> [Exercise objective]
Search the records for the string "time", and show each line where it appears.

> [Entries provided]
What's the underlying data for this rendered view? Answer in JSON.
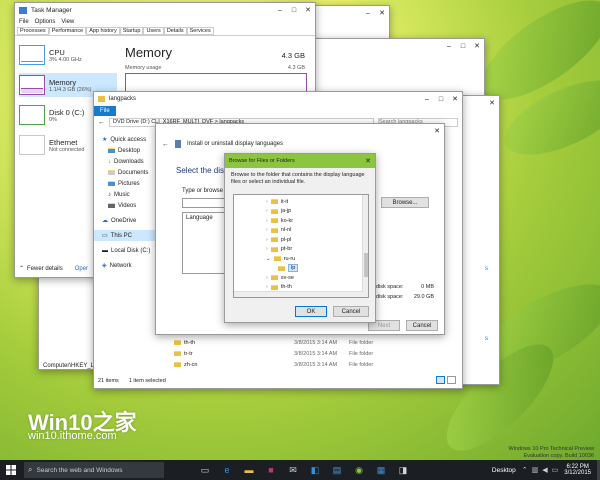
{
  "task_manager": {
    "title": "Task Manager",
    "menu": [
      "File",
      "Options",
      "View"
    ],
    "tabs": [
      "Processes",
      "Performance",
      "App history",
      "Startup",
      "Users",
      "Details",
      "Services"
    ],
    "active_tab": "Performance",
    "sidebar": [
      {
        "name": "CPU",
        "detail": "3% 4.00 GHz"
      },
      {
        "name": "Memory",
        "detail": "1.1/4.3 GB (26%)"
      },
      {
        "name": "Disk 0 (C:)",
        "detail": "0%"
      },
      {
        "name": "Ethernet",
        "detail": "Not connected"
      }
    ],
    "heading": "Memory",
    "total": "4.3 GB",
    "usage_label": "Memory usage",
    "usage_max": "4.3 GB",
    "fewer_details": "Fewer details",
    "open_monitor": "Oper"
  },
  "regedit": {
    "path": "Computer\\HKEY_LO"
  },
  "explorer": {
    "title": "langpacks",
    "ribbon_file": "File",
    "address": "DVD Drive (D:) CLI_X16RF_MULTI_DVF > langpacks",
    "search_placeholder": "Search langpacks",
    "nav": [
      {
        "label": "Quick access",
        "icon": "star-icon"
      },
      {
        "label": "Desktop",
        "icon": "desktop-icon"
      },
      {
        "label": "Downloads",
        "icon": "downloads-icon"
      },
      {
        "label": "Documents",
        "icon": "documents-icon"
      },
      {
        "label": "Pictures",
        "icon": "pictures-icon"
      },
      {
        "label": "Music",
        "icon": "music-icon"
      },
      {
        "label": "Videos",
        "icon": "videos-icon"
      },
      {
        "label": "OneDrive",
        "icon": "cloud-icon"
      },
      {
        "label": "This PC",
        "icon": "computer-icon"
      },
      {
        "label": "Local Disk (C:)",
        "icon": "drive-icon"
      },
      {
        "label": "Network",
        "icon": "network-icon"
      }
    ],
    "rows": [
      {
        "name": "th-th",
        "date": "3/8/2015 3:14 AM",
        "type": "File folder"
      },
      {
        "name": "tr-tr",
        "date": "3/8/2015 3:14 AM",
        "type": "File folder"
      },
      {
        "name": "zh-cn",
        "date": "3/8/2015 3:14 AM",
        "type": "File folder"
      }
    ],
    "items_count": "21 items",
    "selected": "1 item selected"
  },
  "lang_wizard": {
    "title": "Install or uninstall display languages",
    "heading": "Select the displ",
    "type_browse": "Type or browse to",
    "language_header": "Language",
    "browse": "Browse...",
    "disk_space_1": "disk space:",
    "disk_value_1": "0 MB",
    "disk_space_2": "disk space:",
    "disk_value_2": "29.0 GB",
    "next": "Next",
    "cancel": "Cancel"
  },
  "browse_dialog": {
    "title": "Browse for Files or Folders",
    "description": "Browse to the folder that contains the display language files or select an individual file.",
    "tree": [
      "it-it",
      "ja-jp",
      "ko-kr",
      "nl-nl",
      "pl-pl",
      "pt-br",
      "ru-ru",
      "lp",
      "sv-se",
      "th-th"
    ],
    "expanded": "ru-ru",
    "selected": "lp",
    "ok": "OK",
    "cancel": "Cancel"
  },
  "right_window": {
    "link1": "s",
    "link2": "s"
  },
  "watermark": {
    "logo": "Win10之家",
    "url": "win10.ithome.com"
  },
  "build_info": {
    "line1": "Windows 10 Pro Technical Preview",
    "line2": "Evaluation copy. Build 10036"
  },
  "taskbar": {
    "search_placeholder": "Search the web and Windows",
    "desktop_label": "Desktop",
    "time": "6:22 PM",
    "date": "3/12/2015"
  },
  "colors": {
    "accent": "#0078d7",
    "memory_purple": "#9b4bab",
    "dialog_green": "#8cc63f",
    "taskbar": "#1b1f24"
  }
}
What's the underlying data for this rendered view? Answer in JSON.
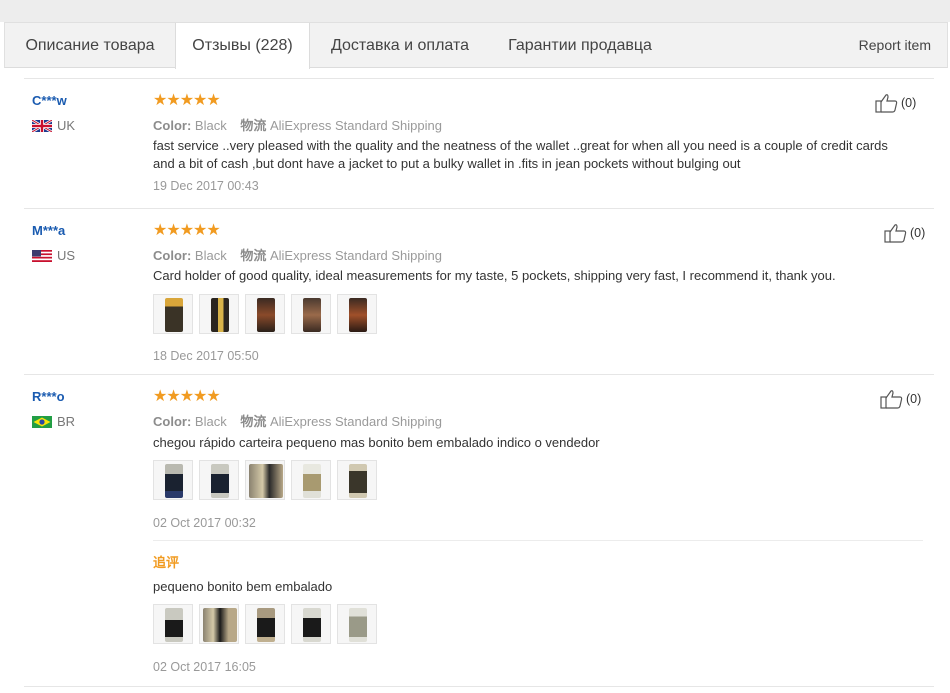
{
  "tabs": [
    {
      "label": "Описание товара"
    },
    {
      "label": "Отзывы (228)"
    },
    {
      "label": "Доставка и оплата"
    },
    {
      "label": "Гарантии продавца"
    }
  ],
  "report_label": "Report item",
  "labels": {
    "color": "Color:",
    "shipping": "物流",
    "additional": "追评"
  },
  "star_glyphs": "★★★★★",
  "reviews": [
    {
      "user": "C***w",
      "country": "UK",
      "rating": 5,
      "color_value": "Black",
      "shipping_value": "AliExpress Standard Shipping",
      "text": "fast service ..very pleased with the quality and the neatness of the wallet ..great for when all you need is a couple of credit cards and a bit of cash ,but dont have a jacket to put a bulky wallet in .fits in jean pockets without bulging out",
      "date": "19 Dec 2017 00:43",
      "helpful": "(0)"
    },
    {
      "user": "M***a",
      "country": "US",
      "rating": 5,
      "color_value": "Black",
      "shipping_value": "AliExpress Standard Shipping",
      "text": "Card holder of good quality, ideal measurements for my taste, 5 pockets, shipping very fast, I recommend it, thank you.",
      "date": "18 Dec 2017 05:50",
      "helpful": "(0)"
    },
    {
      "user": "R***o",
      "country": "BR",
      "rating": 5,
      "color_value": "Black",
      "shipping_value": "AliExpress Standard Shipping",
      "text": "chegou rápido carteira pequeno mas bonito bem embalado indico o vendedor",
      "date": "02 Oct 2017 00:32",
      "helpful": "(0)",
      "followup_text": "pequeno bonito bem embalado",
      "followup_date": "02 Oct 2017 16:05"
    }
  ],
  "colors": {
    "accent_star": "#f19b21",
    "username": "#1a5bb0"
  }
}
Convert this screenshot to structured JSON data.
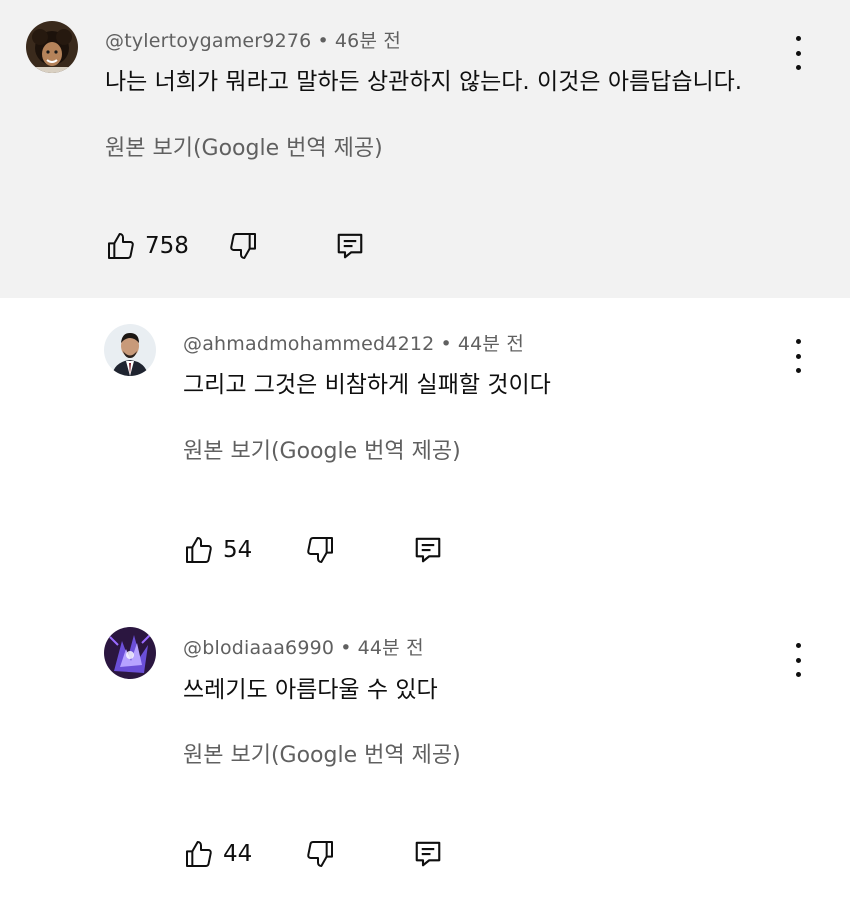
{
  "comments": [
    {
      "author": "@tylertoygamer9276",
      "time": "46분 전",
      "text": "나는 너희가 뭐라고 말하든 상관하지 않는다. 이것은 아름답습니다.",
      "translate_label": "원본 보기(Google 번역 제공)",
      "likes": "758"
    },
    {
      "author": "@ahmadmohammed4212",
      "time": "44분 전",
      "text": "그리고 그것은 비참하게 실패할 것이다",
      "translate_label": "원본 보기(Google 번역 제공)",
      "likes": "54"
    },
    {
      "author": "@blodiaaa6990",
      "time": "44분 전",
      "text": "쓰레기도 아름다울 수 있다",
      "translate_label": "원본 보기(Google 번역 제공)",
      "likes": "44"
    }
  ],
  "separator": "•",
  "icons": {
    "like": "thumb-up-icon",
    "dislike": "thumb-down-icon",
    "reply": "reply-icon",
    "more": "more-vertical-icon"
  },
  "colors": {
    "highlight_bg": "#f2f2f2",
    "secondary_text": "#606060",
    "primary_text": "#0f0f0f"
  }
}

> [Response for this exercise]
    "time": "6:22 PM",
      "time": "46분 전",
      "time": "44분 전",
      "time": "44분 전",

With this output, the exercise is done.